[App and web page records]
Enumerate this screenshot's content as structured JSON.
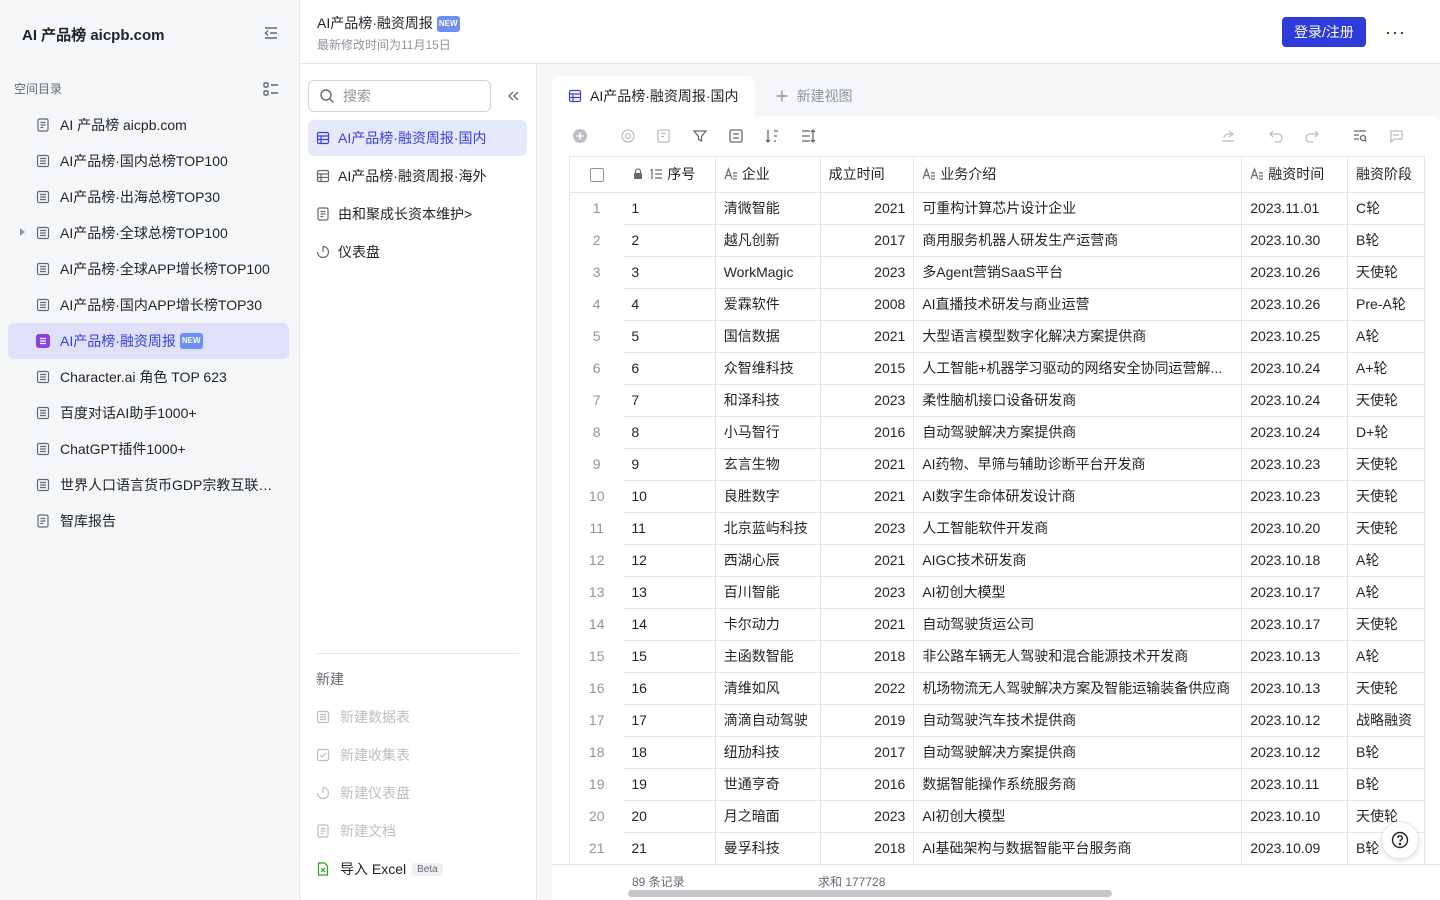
{
  "sidebar": {
    "brand": "AI 产品榜 aicpb.com",
    "section_title": "空间目录",
    "items": [
      {
        "label": "AI 产品榜 aicpb.com",
        "icon": "doc-icon"
      },
      {
        "label": "AI产品榜·国内总榜TOP100",
        "icon": "table-icon"
      },
      {
        "label": "AI产品榜·出海总榜TOP30",
        "icon": "table-icon"
      },
      {
        "label": "AI产品榜·全球总榜TOP100",
        "icon": "table-icon",
        "expandable": true
      },
      {
        "label": "AI产品榜·全球APP增长榜TOP100",
        "icon": "table-icon"
      },
      {
        "label": "AI产品榜·国内APP增长榜TOP30",
        "icon": "table-icon"
      },
      {
        "label": "AI产品榜·融资周报",
        "icon": "table-icon",
        "active": true,
        "badge": "NEW"
      },
      {
        "label": "Character.ai 角色 TOP 623",
        "icon": "table-icon"
      },
      {
        "label": "百度对话AI助手1000+",
        "icon": "table-icon"
      },
      {
        "label": "ChatGPT插件1000+",
        "icon": "table-icon"
      },
      {
        "label": "世界人口语言货币GDP宗教互联网...",
        "icon": "table-icon"
      },
      {
        "label": "智库报告",
        "icon": "doc-icon"
      }
    ]
  },
  "header": {
    "title": "AI产品榜·融资周报",
    "title_badge": "NEW",
    "subtitle": "最新修改时间为11月15日",
    "login_label": "登录/注册",
    "more_label": "···"
  },
  "panel": {
    "search_placeholder": "搜索",
    "views": [
      {
        "label": "AI产品榜·融资周报·国内",
        "icon": "grid-view-icon",
        "active": true
      },
      {
        "label": "AI产品榜·融资周报·海外",
        "icon": "grid-view-icon"
      },
      {
        "label": "由和聚成长资本维护>",
        "icon": "doc-icon"
      },
      {
        "label": "仪表盘",
        "icon": "dashboard-icon"
      }
    ],
    "new_title": "新建",
    "new_items": [
      {
        "label": "新建数据表",
        "icon": "table-icon"
      },
      {
        "label": "新建收集表",
        "icon": "form-icon"
      },
      {
        "label": "新建仪表盘",
        "icon": "dashboard-icon"
      },
      {
        "label": "新建文档",
        "icon": "doc-icon"
      },
      {
        "label": "导入 Excel",
        "icon": "excel-icon",
        "badge": "Beta"
      }
    ]
  },
  "tabs": {
    "active": "AI产品榜·融资周报·国内",
    "add": "新建视图"
  },
  "table": {
    "columns": [
      "序号",
      "企业",
      "成立时间",
      "业务介绍",
      "融资时间",
      "融资阶段"
    ],
    "rows": [
      [
        "1",
        "1",
        "清微智能",
        "2021",
        "可重构计算芯片设计企业",
        "2023.11.01",
        "C轮"
      ],
      [
        "2",
        "2",
        "越凡创新",
        "2017",
        "商用服务机器人研发生产运营商",
        "2023.10.30",
        "B轮"
      ],
      [
        "3",
        "3",
        "WorkMagic",
        "2023",
        "多Agent营销SaaS平台",
        "2023.10.26",
        "天使轮"
      ],
      [
        "4",
        "4",
        "爱霖软件",
        "2008",
        "AI直播技术研发与商业运营",
        "2023.10.26",
        "Pre-A轮"
      ],
      [
        "5",
        "5",
        "国信数据",
        "2021",
        "大型语言模型数字化解决方案提供商",
        "2023.10.25",
        "A轮"
      ],
      [
        "6",
        "6",
        "众智维科技",
        "2015",
        "人工智能+机器学习驱动的网络安全协同运营解...",
        "2023.10.24",
        "A+轮"
      ],
      [
        "7",
        "7",
        "和泽科技",
        "2023",
        "柔性脑机接口设备研发商",
        "2023.10.24",
        "天使轮"
      ],
      [
        "8",
        "8",
        "小马智行",
        "2016",
        "自动驾驶解决方案提供商",
        "2023.10.24",
        "D+轮"
      ],
      [
        "9",
        "9",
        "玄言生物",
        "2021",
        "AI药物、早筛与辅助诊断平台开发商",
        "2023.10.23",
        "天使轮"
      ],
      [
        "10",
        "10",
        "良胜数字",
        "2021",
        "AI数字生命体研发设计商",
        "2023.10.23",
        "天使轮"
      ],
      [
        "11",
        "11",
        "北京蓝屿科技",
        "2023",
        "人工智能软件开发商",
        "2023.10.20",
        "天使轮"
      ],
      [
        "12",
        "12",
        "西湖心辰",
        "2021",
        "AIGC技术研发商",
        "2023.10.18",
        "A轮"
      ],
      [
        "13",
        "13",
        "百川智能",
        "2023",
        "AI初创大模型",
        "2023.10.17",
        "A轮"
      ],
      [
        "14",
        "14",
        "卡尔动力",
        "2021",
        "自动驾驶货运公司",
        "2023.10.17",
        "天使轮"
      ],
      [
        "15",
        "15",
        "主函数智能",
        "2018",
        "非公路车辆无人驾驶和混合能源技术开发商",
        "2023.10.13",
        "A轮"
      ],
      [
        "16",
        "16",
        "清维如风",
        "2022",
        "机场物流无人驾驶解决方案及智能运输装备供应商",
        "2023.10.13",
        "天使轮"
      ],
      [
        "17",
        "17",
        "滴滴自动驾驶",
        "2019",
        "自动驾驶汽车技术提供商",
        "2023.10.12",
        "战略融资"
      ],
      [
        "18",
        "18",
        "纽劢科技",
        "2017",
        "自动驾驶解决方案提供商",
        "2023.10.12",
        "B轮"
      ],
      [
        "19",
        "19",
        "世通亨奇",
        "2016",
        "数据智能操作系统服务商",
        "2023.10.11",
        "B轮"
      ],
      [
        "20",
        "20",
        "月之暗面",
        "2023",
        "AI初创大模型",
        "2023.10.10",
        "天使轮"
      ],
      [
        "21",
        "21",
        "曼孚科技",
        "2018",
        "AI基础架构与数据智能平台服务商",
        "2023.10.09",
        "B轮"
      ]
    ]
  },
  "footer": {
    "record_count": "89 条记录",
    "sum": "求和 177728"
  },
  "colors": {
    "accent": "#2e3ad9",
    "active_bg": "#dfe0f9",
    "badge_purple": "#8b3fe6"
  }
}
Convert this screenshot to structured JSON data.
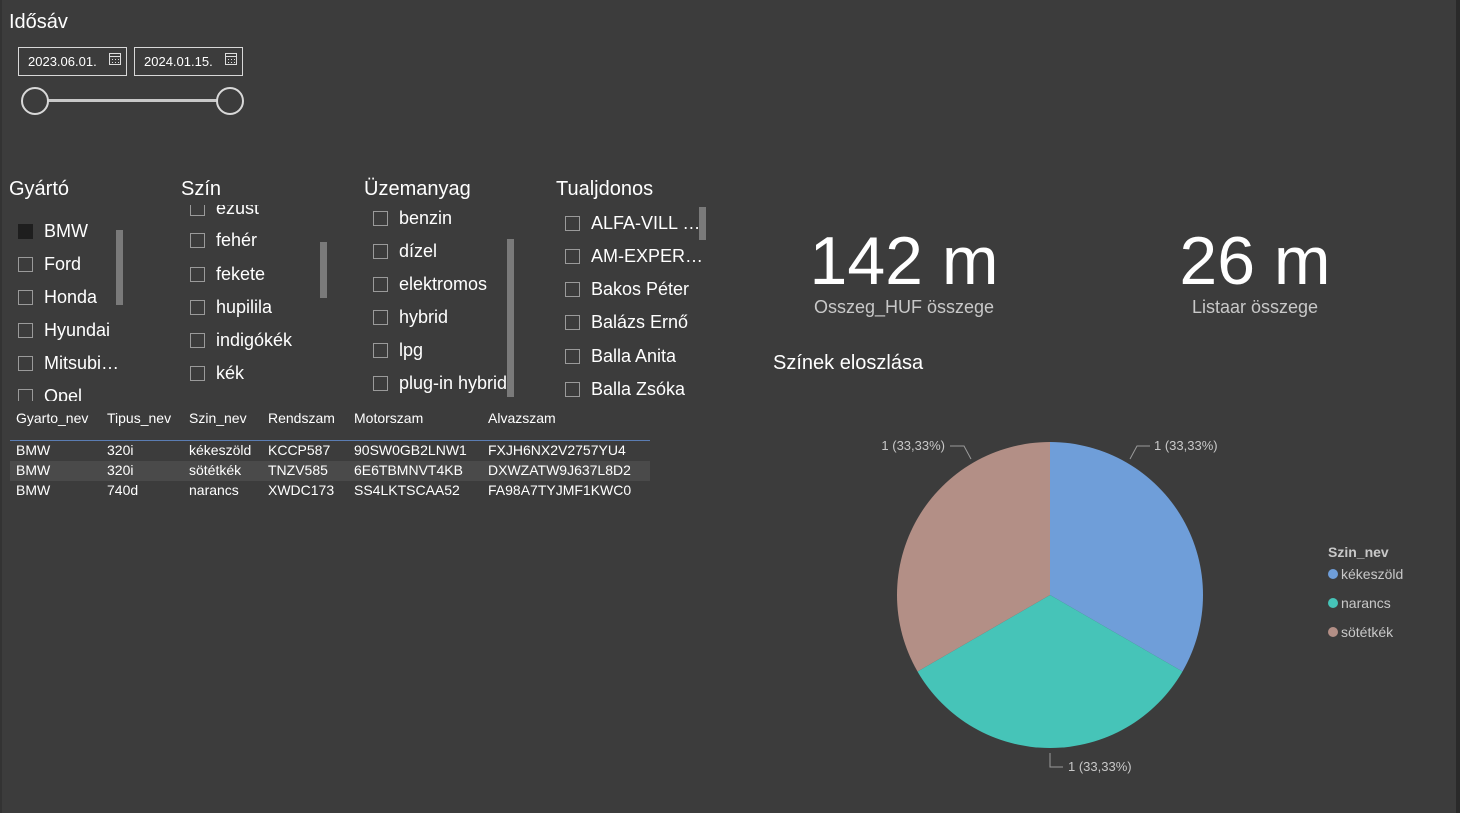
{
  "time_slicer": {
    "title": "Idősáv",
    "start_date": "2023.06.01.",
    "end_date": "2024.01.15."
  },
  "slicers": {
    "gyarto": {
      "title": "Gyártó",
      "items": [
        {
          "label": "BMW",
          "checked": true
        },
        {
          "label": "Ford",
          "checked": false
        },
        {
          "label": "Honda",
          "checked": false
        },
        {
          "label": "Hyundai",
          "checked": false
        },
        {
          "label": "Mitsubi…",
          "checked": false
        },
        {
          "label": "Opel",
          "checked": false
        }
      ]
    },
    "szin": {
      "title": "Szín",
      "items": [
        {
          "label": "ezüst"
        },
        {
          "label": "fehér"
        },
        {
          "label": "fekete"
        },
        {
          "label": "hupilila"
        },
        {
          "label": "indigókék"
        },
        {
          "label": "kék"
        }
      ]
    },
    "uzemanyag": {
      "title": "Üzemanyag",
      "items": [
        {
          "label": "benzin"
        },
        {
          "label": "dízel"
        },
        {
          "label": "elektromos"
        },
        {
          "label": "hybrid"
        },
        {
          "label": "lpg"
        },
        {
          "label": "plug-in hybrid"
        }
      ]
    },
    "tulajdonos": {
      "title": "Tualjdonos",
      "items": [
        {
          "label": "ALFA-VILL …"
        },
        {
          "label": "AM-EXPER…"
        },
        {
          "label": "Bakos Péter"
        },
        {
          "label": "Balázs Ernő"
        },
        {
          "label": "Balla Anita"
        },
        {
          "label": "Balla Zsóka"
        }
      ]
    }
  },
  "table": {
    "columns": [
      "Gyarto_nev",
      "Tipus_nev",
      "Szin_nev",
      "Rendszam",
      "Motorszam",
      "Alvazszam"
    ],
    "rows": [
      [
        "BMW",
        "320i",
        "kékeszöld",
        "KCCP587",
        "90SW0GB2LNW1",
        "FXJH6NX2V2757YU4"
      ],
      [
        "BMW",
        "320i",
        "sötétkék",
        "TNZV585",
        "6E6TBMNVT4KB",
        "DXWZATW9J637L8D2"
      ],
      [
        "BMW",
        "740d",
        "narancs",
        "XWDC173",
        "SS4LKTSCAA52",
        "FA98A7TYJMF1KWC0"
      ]
    ]
  },
  "cards": [
    {
      "value": "142 m",
      "label": "Osszeg_HUF összege"
    },
    {
      "value": "26 m",
      "label": "Listaar összege"
    }
  ],
  "chart_data": {
    "type": "pie",
    "title": "Színek eloszlása",
    "legend_title": "Szin_nev",
    "legend_position": "right",
    "slices": [
      {
        "name": "kékeszöld",
        "value": 1,
        "label": "1 (33,33%)",
        "color": "#6f9ed9"
      },
      {
        "name": "narancs",
        "value": 1,
        "label": "1 (33,33%)",
        "color": "#46c4b8"
      },
      {
        "name": "sötétkék",
        "value": 1,
        "label": "1 (33,33%)",
        "color": "#b38f86"
      }
    ]
  }
}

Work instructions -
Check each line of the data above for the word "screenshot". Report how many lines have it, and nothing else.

Your solution -
2